Use sites like Payscale to determine how your candidate's rate compares to the average salary in the area. To convert an annual salary to an hourly rate, divide the salary figure by 1,000. For instance, if the average salary of a Senior Ruby Developer in your area is $100,000 per year, that comes out to $100/hour. This accounts for 20 billable hours per week, since most freelance consultants will spend equal time programming as they do engaging in business development, totalling to a 40-hour workweek.
If there's an obvious low rate outlier among your candidates, ask yourself whether there might be a reason their rate is so low. Do they lack experience? Are they eager to work with you, or desparate? Give them the benefit of the doubt, but don't let a low price fool you into believing you're getting a great deal!
Do they have professional references? Call them.
Always ask for the phone number of at least one professional reference. It might be a former manager, another client, or a colleague.
When you call, explain you're thinking of hiring your candidate, but that you have a few questions and are hoping they might be able to help. If they had a good working relationship, you'll hopefully find them eager and willing to help.
Don't know what to ask? Try these questions:
- What obstacle would have prevented you from hiring/working with them?
- What value did they provide to your business?
- Would you recommend them to others?
These specific questions will help you identify:
- If there was something that gave them pause before hiring the candidate
- What specific value the candidate provided to a real-life business
- Whether someone would go out of their way to recommend the candidate's work
Now you have a first-hand testimonial with real talking points upon which you can base your decision!
Get a second opinion from someone you trust.

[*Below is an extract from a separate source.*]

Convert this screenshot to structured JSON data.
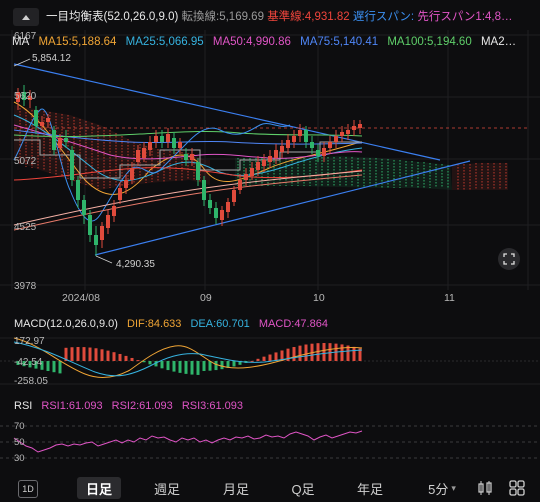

If you know someone else in the industry whose opinion you trust, why not hire them to help you with the process? A seasoned developer or technical manager will have years of experience with other developers and will know what to look for.
They'll be able to review the candidate's sample code and portfolio to tell you whether they'd feel comfortable working with them.

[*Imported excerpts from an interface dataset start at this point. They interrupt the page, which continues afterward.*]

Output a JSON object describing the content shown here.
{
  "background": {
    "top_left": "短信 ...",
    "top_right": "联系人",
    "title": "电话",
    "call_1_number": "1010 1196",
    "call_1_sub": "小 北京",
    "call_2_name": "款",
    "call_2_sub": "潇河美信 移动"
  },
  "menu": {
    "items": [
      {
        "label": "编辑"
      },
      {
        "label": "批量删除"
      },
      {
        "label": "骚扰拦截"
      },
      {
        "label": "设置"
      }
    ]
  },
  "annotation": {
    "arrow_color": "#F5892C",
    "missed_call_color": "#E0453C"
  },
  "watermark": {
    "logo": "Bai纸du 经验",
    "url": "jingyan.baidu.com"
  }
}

And most importantly, they'll give you an impartial opinion because you'll pay them a fee for helping with the hiring process—not for being a prospective candidate.
When you hire your next freelance developer, consider the following:
- Do they have the heart of a teacher?
- Are they willing to challenge your assumptions?
- Are they an effective communicator?
- How do they respond to failure?
- Is their rate commensurate with the market rate in your area?
- Do they have professional references? Call them.
Hiring technical talent can be anxiety-inducing if you don't approach it with a process that helps you filter away candidates that aren't the best fit for your business and project. Have any techniques you like to use?